Paper diary studies require site personnel to manually transcribe data into the trial management system, leaving a greater opportunity for errors and other inconsistencies. When patients enter data electronically (using ePRO), those steps are automated, eliminating transcription errors. Inconsistencies, missing data, and other data quality issues are detected in real-time at data capture.
eCOA meets global regulatory standards
Regulatory bodies recommend that the COA data collection method ensures data are collected and reported according to protocol requirements. Unlike paper diaries, eCOA data meet regulatory quality guidelines, meaning they are Attributable, Legible, Contemporaneous, Original, and Accurate (ALCOA). By meeting these fundamental quality elements, regulators’ queries regarding the capture of eCOA data are virtually eliminated.
Patients prefer eCOA
Patients across indications, including asthma, oncology, diabetes, pain, and others, consistently prefer eCOA versus paper when reporting symptoms. Therefore, using eCOA provides better quality data and promotes patient-centered clinical trials.
“Regardless of their size, sponsors and CROs who continue to rely on outdated, error-prone paper assessments for capturing important COA data may be introducing unnecessary risks into their clinical trials. Those who turn to eCOA data capture benefit from improved data quality, regulatory compliance, and accelerated clinical development.”
Kelly Dumais, PhD – Senior Scientific Advisor

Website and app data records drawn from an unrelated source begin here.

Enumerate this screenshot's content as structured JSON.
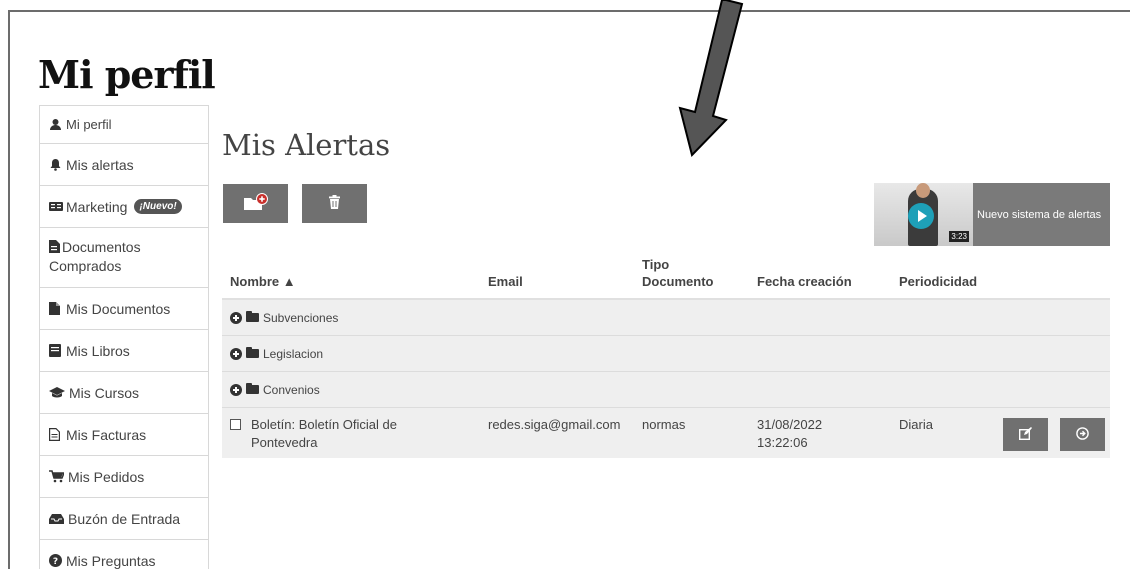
{
  "page": {
    "title": "Mi perfil"
  },
  "sidebar": {
    "items": [
      {
        "label": "Mi perfil",
        "icon": "user-icon"
      },
      {
        "label": "Mis alertas",
        "icon": "bell-icon"
      },
      {
        "label": "Marketing",
        "icon": "newspaper-icon",
        "badge": "¡Nuevo!"
      },
      {
        "label": "Documentos Comprados",
        "icon": "file-icon"
      },
      {
        "label": "Mis Documentos",
        "icon": "document-icon"
      },
      {
        "label": "Mis Libros",
        "icon": "book-icon"
      },
      {
        "label": "Mis Cursos",
        "icon": "graduation-cap-icon"
      },
      {
        "label": "Mis Facturas",
        "icon": "invoice-icon"
      },
      {
        "label": "Mis Pedidos",
        "icon": "cart-icon"
      },
      {
        "label": "Buzón de Entrada",
        "icon": "inbox-icon"
      },
      {
        "label": "Mis Preguntas",
        "icon": "question-icon"
      }
    ]
  },
  "main": {
    "title": "Mis Alertas",
    "video": {
      "label": "Nuevo sistema de alertas",
      "duration": "3:23"
    },
    "table": {
      "columns": [
        "Nombre ▲",
        "Email",
        "Tipo Documento",
        "Fecha creación",
        "Periodicidad"
      ],
      "groups": [
        "Subvenciones",
        "Legislacion",
        "Convenios"
      ],
      "rows": [
        {
          "nombre": "Boletín: Boletín Oficial de Pontevedra",
          "email": "redes.siga@gmail.com",
          "tipo": "normas",
          "fecha": "31/08/2022 13:22:06",
          "periodicidad": "Diaria"
        }
      ]
    }
  },
  "colors": {
    "button_bg": "#707070",
    "row_bg": "#efefef",
    "accent_play": "#1ea0b8"
  }
}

1 Stone, A. A., Shiffman, S., Schwartz, J.E., Broderick, J.E., Hufford, M.R. (2002). Patient non-compliance with paper diaries. British Medical Journal, 324, 1193 – 1194.